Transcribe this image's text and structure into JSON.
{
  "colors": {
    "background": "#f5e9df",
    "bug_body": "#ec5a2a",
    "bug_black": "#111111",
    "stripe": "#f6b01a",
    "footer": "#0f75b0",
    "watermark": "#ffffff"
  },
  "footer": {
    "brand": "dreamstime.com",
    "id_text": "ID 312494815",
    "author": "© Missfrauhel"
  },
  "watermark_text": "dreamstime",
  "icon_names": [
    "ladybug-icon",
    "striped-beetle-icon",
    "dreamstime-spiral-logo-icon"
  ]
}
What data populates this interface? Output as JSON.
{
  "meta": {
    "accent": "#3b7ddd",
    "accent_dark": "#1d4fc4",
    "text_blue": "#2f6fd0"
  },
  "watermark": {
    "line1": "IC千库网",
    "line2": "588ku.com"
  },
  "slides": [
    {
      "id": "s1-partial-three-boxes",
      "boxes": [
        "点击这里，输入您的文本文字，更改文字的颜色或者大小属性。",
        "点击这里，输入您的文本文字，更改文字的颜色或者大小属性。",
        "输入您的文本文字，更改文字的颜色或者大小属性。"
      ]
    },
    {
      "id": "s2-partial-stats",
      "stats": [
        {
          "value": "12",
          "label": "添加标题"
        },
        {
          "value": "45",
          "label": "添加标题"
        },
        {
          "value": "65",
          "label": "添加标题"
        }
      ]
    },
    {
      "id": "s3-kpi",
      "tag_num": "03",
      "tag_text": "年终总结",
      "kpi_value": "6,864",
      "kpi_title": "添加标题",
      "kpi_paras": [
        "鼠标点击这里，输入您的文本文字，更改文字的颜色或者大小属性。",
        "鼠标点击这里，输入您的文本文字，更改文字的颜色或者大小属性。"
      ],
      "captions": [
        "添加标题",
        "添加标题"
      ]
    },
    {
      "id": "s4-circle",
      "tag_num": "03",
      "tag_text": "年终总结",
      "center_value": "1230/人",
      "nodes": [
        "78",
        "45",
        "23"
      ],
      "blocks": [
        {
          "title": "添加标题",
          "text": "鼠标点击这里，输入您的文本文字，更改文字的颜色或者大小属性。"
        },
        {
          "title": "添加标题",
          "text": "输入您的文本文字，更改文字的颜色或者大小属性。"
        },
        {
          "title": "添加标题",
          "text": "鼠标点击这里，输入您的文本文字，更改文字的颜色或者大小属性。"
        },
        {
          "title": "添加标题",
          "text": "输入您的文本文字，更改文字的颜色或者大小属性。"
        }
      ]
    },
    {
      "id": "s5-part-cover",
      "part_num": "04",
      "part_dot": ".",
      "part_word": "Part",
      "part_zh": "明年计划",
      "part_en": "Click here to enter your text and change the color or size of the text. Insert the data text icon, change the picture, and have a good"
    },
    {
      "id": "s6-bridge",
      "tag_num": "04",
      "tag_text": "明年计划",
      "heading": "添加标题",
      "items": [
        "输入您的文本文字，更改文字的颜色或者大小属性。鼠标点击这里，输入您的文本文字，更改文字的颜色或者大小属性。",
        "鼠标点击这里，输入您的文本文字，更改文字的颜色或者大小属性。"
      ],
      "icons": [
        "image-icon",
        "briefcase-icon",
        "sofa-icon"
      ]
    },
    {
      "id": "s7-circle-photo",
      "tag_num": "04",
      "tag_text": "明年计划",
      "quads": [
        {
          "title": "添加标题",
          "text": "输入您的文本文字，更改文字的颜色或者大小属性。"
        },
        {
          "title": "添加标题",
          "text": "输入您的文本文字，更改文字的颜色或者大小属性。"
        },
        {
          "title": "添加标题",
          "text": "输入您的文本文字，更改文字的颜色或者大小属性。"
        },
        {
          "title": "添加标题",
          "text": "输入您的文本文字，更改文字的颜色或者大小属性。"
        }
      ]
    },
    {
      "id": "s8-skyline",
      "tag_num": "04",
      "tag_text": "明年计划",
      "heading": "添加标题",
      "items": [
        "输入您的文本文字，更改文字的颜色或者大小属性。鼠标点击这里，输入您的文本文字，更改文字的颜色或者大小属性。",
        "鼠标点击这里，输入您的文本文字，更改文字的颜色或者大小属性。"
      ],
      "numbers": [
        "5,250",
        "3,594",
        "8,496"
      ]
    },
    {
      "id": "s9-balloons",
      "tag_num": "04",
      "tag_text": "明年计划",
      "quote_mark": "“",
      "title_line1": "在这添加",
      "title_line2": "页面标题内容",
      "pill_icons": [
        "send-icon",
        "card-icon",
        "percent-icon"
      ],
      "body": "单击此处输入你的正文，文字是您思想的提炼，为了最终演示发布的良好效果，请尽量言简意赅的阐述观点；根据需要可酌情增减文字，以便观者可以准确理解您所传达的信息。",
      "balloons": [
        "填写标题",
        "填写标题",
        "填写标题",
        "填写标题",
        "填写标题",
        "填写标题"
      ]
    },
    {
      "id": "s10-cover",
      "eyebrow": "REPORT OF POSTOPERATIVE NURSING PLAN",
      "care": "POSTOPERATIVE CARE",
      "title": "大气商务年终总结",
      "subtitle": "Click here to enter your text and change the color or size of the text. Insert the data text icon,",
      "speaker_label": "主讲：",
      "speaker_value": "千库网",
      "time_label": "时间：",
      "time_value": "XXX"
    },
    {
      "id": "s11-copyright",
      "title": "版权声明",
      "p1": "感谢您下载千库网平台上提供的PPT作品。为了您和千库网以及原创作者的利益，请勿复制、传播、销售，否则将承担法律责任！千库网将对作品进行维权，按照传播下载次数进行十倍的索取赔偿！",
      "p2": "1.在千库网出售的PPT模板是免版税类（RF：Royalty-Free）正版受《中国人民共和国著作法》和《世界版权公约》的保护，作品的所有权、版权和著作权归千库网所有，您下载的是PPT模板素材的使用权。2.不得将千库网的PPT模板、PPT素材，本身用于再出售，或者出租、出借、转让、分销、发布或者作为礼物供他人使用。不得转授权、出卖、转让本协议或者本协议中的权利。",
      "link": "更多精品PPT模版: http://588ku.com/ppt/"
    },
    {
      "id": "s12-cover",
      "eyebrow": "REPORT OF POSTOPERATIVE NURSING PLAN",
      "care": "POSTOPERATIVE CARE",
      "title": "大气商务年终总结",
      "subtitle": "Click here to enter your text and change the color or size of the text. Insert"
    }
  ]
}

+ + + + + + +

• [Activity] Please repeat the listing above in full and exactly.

• [Output of the task]
Transcribe this image's text and structure into JSON.
{
  "colors": {
    "background": "#f5e9df",
    "bug_body": "#ec5a2a",
    "bug_black": "#111111",
    "stripe": "#f6b01a",
    "footer": "#0f75b0",
    "watermark": "#ffffff"
  },
  "footer": {
    "brand": "dreamstime.com",
    "id_text": "ID 312494815",
    "author": "© Missfrauhel"
  },
  "watermark_text": "dreamstime",
  "icon_names": [
    "ladybug-icon",
    "striped-beetle-icon",
    "dreamstime-spiral-logo-icon"
  ]
}
What data populates this interface? Output as JSON.
{
  "meta": {
    "accent": "#3b7ddd",
    "accent_dark": "#1d4fc4",
    "text_blue": "#2f6fd0"
  },
  "watermark": {
    "line1": "IC千库网",
    "line2": "588ku.com"
  },
  "slides": [
    {
      "id": "s1-partial-three-boxes",
      "boxes": [
        "点击这里，输入您的文本文字，更改文字的颜色或者大小属性。",
        "点击这里，输入您的文本文字，更改文字的颜色或者大小属性。",
        "输入您的文本文字，更改文字的颜色或者大小属性。"
      ]
    },
    {
      "id": "s2-partial-stats",
      "stats": [
        {
          "value": "12",
          "label": "添加标题"
        },
        {
          "value": "45",
          "label": "添加标题"
        },
        {
          "value": "65",
          "label": "添加标题"
        }
      ]
    },
    {
      "id": "s3-kpi",
      "tag_num": "03",
      "tag_text": "年终总结",
      "kpi_value": "6,864",
      "kpi_title": "添加标题",
      "kpi_paras": [
        "鼠标点击这里，输入您的文本文字，更改文字的颜色或者大小属性。",
        "鼠标点击这里，输入您的文本文字，更改文字的颜色或者大小属性。"
      ],
      "captions": [
        "添加标题",
        "添加标题"
      ]
    },
    {
      "id": "s4-circle",
      "tag_num": "03",
      "tag_text": "年终总结",
      "center_value": "1230/人",
      "nodes": [
        "78",
        "45",
        "23"
      ],
      "blocks": [
        {
          "title": "添加标题",
          "text": "鼠标点击这里，输入您的文本文字，更改文字的颜色或者大小属性。"
        },
        {
          "title": "添加标题",
          "text": "输入您的文本文字，更改文字的颜色或者大小属性。"
        },
        {
          "title": "添加标题",
          "text": "鼠标点击这里，输入您的文本文字，更改文字的颜色或者大小属性。"
        },
        {
          "title": "添加标题",
          "text": "输入您的文本文字，更改文字的颜色或者大小属性。"
        }
      ]
    },
    {
      "id": "s5-part-cover",
      "part_num": "04",
      "part_dot": ".",
      "part_word": "Part",
      "part_zh": "明年计划",
      "part_en": "Click here to enter your text and change the color or size of the text. Insert the data text icon, change the picture, and have a good"
    },
    {
      "id": "s6-bridge",
      "tag_num": "04",
      "tag_text": "明年计划",
      "heading": "添加标题",
      "items": [
        "输入您的文本文字，更改文字的颜色或者大小属性。鼠标点击这里，输入您的文本文字，更改文字的颜色或者大小属性。",
        "鼠标点击这里，输入您的文本文字，更改文字的颜色或者大小属性。"
      ],
      "icons": [
        "image-icon",
        "briefcase-icon",
        "sofa-icon"
      ]
    },
    {
      "id": "s7-circle-photo",
      "tag_num": "04",
      "tag_text": "明年计划",
      "quads": [
        {
          "title": "添加标题",
          "text": "输入您的文本文字，更改文字的颜色或者大小属性。"
        },
        {
          "title": "添加标题",
          "text": "输入您的文本文字，更改文字的颜色或者大小属性。"
        },
        {
          "title": "添加标题",
          "text": "输入您的文本文字，更改文字的颜色或者大小属性。"
        },
        {
          "title": "添加标题",
          "text": "输入您的文本文字，更改文字的颜色或者大小属性。"
        }
      ]
    },
    {
      "id": "s8-skyline",
      "tag_num": "04",
      "tag_text": "明年计划",
      "heading": "添加标题",
      "items": [
        "输入您的文本文字，更改文字的颜色或者大小属性。鼠标点击这里，输入您的文本文字，更改文字的颜色或者大小属性。",
        "鼠标点击这里，输入您的文本文字，更改文字的颜色或者大小属性。"
      ],
      "numbers": [
        "5,250",
        "3,594",
        "8,496"
      ]
    },
    {
      "id": "s9-balloons",
      "tag_num": "04",
      "tag_text": "明年计划",
      "quote_mark": "“",
      "title_line1": "在这添加",
      "title_line2": "页面标题内容",
      "pill_icons": [
        "send-icon",
        "card-icon",
        "percent-icon"
      ],
      "body": "单击此处输入你的正文，文字是您思想的提炼，为了最终演示发布的良好效果，请尽量言简意赅的阐述观点；根据需要可酌情增减文字，以便观者可以准确理解您所传达的信息。",
      "balloons": [
        "填写标题",
        "填写标题",
        "填写标题",
        "填写标题",
        "填写标题",
        "填写标题"
      ]
    },
    {
      "id": "s10-cover",
      "eyebrow": "REPORT OF POSTOPERATIVE NURSING PLAN",
      "care": "POSTOPERATIVE CARE",
      "title": "大气商务年终总结",
      "subtitle": "Click here to enter your text and change the color or size of the text. Insert the data text icon,",
      "speaker_label": "主讲：",
      "speaker_value": "千库网",
      "time_label": "时间：",
      "time_value": "XXX"
    },
    {
      "id": "s11-copyright",
      "title": "版权声明",
      "p1": "感谢您下载千库网平台上提供的PPT作品。为了您和千库网以及原创作者的利益，请勿复制、传播、销售，否则将承担法律责任！千库网将对作品进行维权，按照传播下载次数进行十倍的索取赔偿！",
      "p2": "1.在千库网出售的PPT模板是免版税类（RF：Royalty-Free）正版受《中国人民共和国著作法》和《世界版权公约》的保护，作品的所有权、版权和著作权归千库网所有，您下载的是PPT模板素材的使用权。2.不得将千库网的PPT模板、PPT素材，本身用于再出售，或者出租、出借、转让、分销、发布或者作为礼物供他人使用。不得转授权、出卖、转让本协议或者本协议中的权利。",
      "link": "更多精品PPT模版: http://588ku.com/ppt/"
    },
    {
      "id": "s12-cover",
      "eyebrow": "REPORT OF POSTOPERATIVE NURSING PLAN",
      "care": "POSTOPERATIVE CARE",
      "title": "大气商务年终总结",
      "subtitle": "Click here to enter your text and change the color or size of the text. Insert"
    }
  ]
}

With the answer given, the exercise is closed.